   There is no other woman, though, as Goss soon discovers, but along the way I learned what the British idiom “getting his leg over” means. You can look it up. I won’t tell you. What he does learn is something worse in one sense, although Mrs. Rainger doesn’t seem to agree, but the local police force do. Or would if Goss would tell them, but he hesitates, and for a while all seems lost, as the “enemy” is quite capable of being as ruthless as any other gang of villains when cornered and at bay.


   I should also mention Fernande, a girl Goss meets and gets to know very well. She is almost-but-not-quite beautiful, sexy, flighty, mercurial, a liar, a consummate actress, and Goss simply can not resist her. In terms of the case he is working on, Fernande works in Rainger’s office, but otherwise she is not involved with any of his other activities. Nonetheless she is important both to Goss and (as they soon discover) to the predicament he puts them in …

   … the resolution to which takes up the last 150 pages of a novel containing just over 400 pages. I’ll wager that if you’re like me, they won’t take you much more than an hour to read, the pages will be turning so fast. This is a thriller novel, not a detective puzzle, make no mistake about it.

   Looking back once you’ve finished, you’ll realize that the opposition was just a little too efficient and deadly to make such foolish mistakes as they eventually did, but if they hadn’t – as we all well know – Goss and Fernande would never have survived past page 300.

   Lest you get me wrong, no PI novel containing more than 400 pages could be readable if the characters were not top notch and ably created, and in Thoroughfare of Stones, they are.

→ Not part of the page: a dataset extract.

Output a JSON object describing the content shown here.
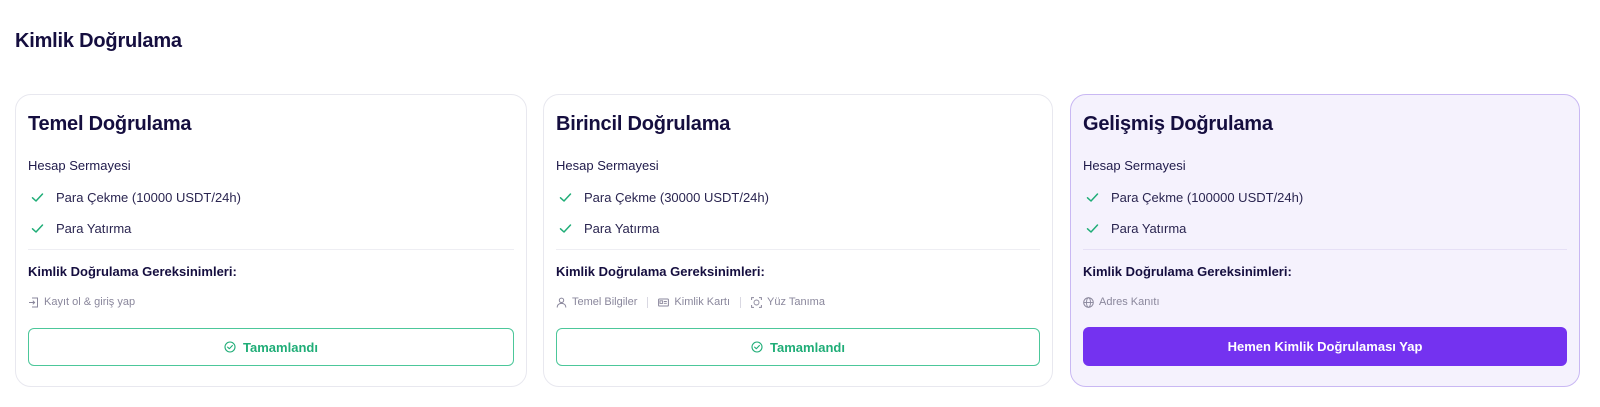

It takes more than all-out action to make a believer out of me.